# Problem statement
Filter the listing below down to the lines holding the word "feel", and copy those lines.

# Provided records
++++++++

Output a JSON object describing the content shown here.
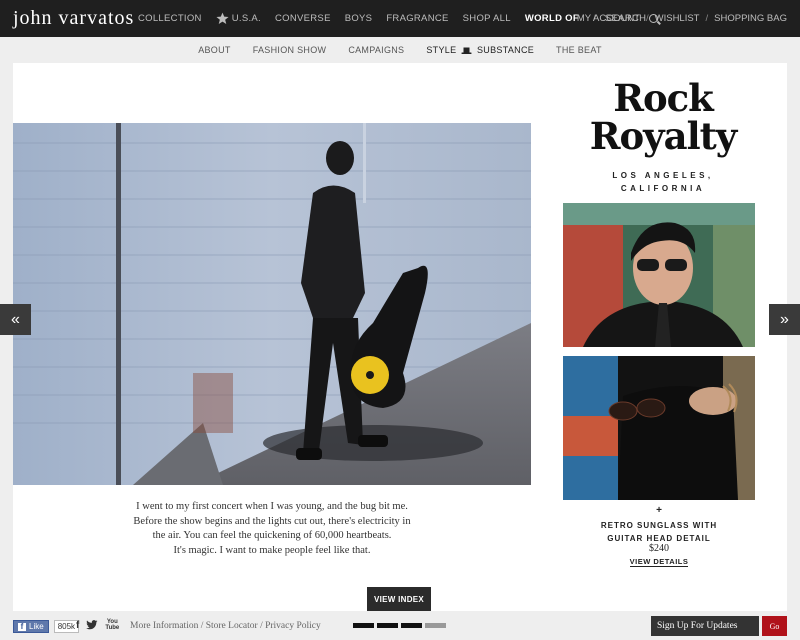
{
  "header": {
    "logo": "john varvatos",
    "nav": [
      "COLLECTION",
      "U.S.A.",
      "CONVERSE",
      "BOYS",
      "FRAGRANCE",
      "SHOP ALL",
      "WORLD OF",
      "/",
      "SEARCH"
    ],
    "account": [
      "MY ACCOUNT",
      "WISHLIST",
      "SHOPPING BAG"
    ],
    "separator": "/"
  },
  "subnav": {
    "items": [
      "ABOUT",
      "FASHION SHOW",
      "CAMPAIGNS"
    ],
    "style_left": "STYLE",
    "style_right": "SUBSTANCE",
    "last": "THE BEAT"
  },
  "story": {
    "title_line1": "Rock",
    "title_line2": "Royalty",
    "location_line1": "LOS ANGELES,",
    "location_line2": "CALIFORNIA",
    "caption": [
      "I went to my first concert when I was young, and the bug bit me.",
      "Before the show begins and the lights cut out, there's electricity in",
      "the air. You can feel the quickening of 60,000 heartbeats.",
      "It's magic. I want to make people feel like that."
    ],
    "view_index": "VIEW INDEX"
  },
  "product": {
    "plus": "+",
    "name_line1": "RETRO SUNGLASS WITH",
    "name_line2": "GUITAR HEAD DETAIL",
    "price": "$240",
    "details": "VIEW DETAILS"
  },
  "arrows": {
    "left": "«",
    "right": "»"
  },
  "footer": {
    "like": "Like",
    "like_count": "805k",
    "facebook": "f",
    "youtube_top": "You",
    "youtube_bottom": "Tube",
    "links": [
      "More Information",
      "Store Locator",
      "Privacy Policy"
    ],
    "link_sep": " / ",
    "signup": "Sign Up For Updates",
    "go": "Go"
  }
}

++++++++

# Answer to this problem
      "the air. You can feel the quickening of 60,000 heartbeats.",
      "It's magic. I want to make people feel like that."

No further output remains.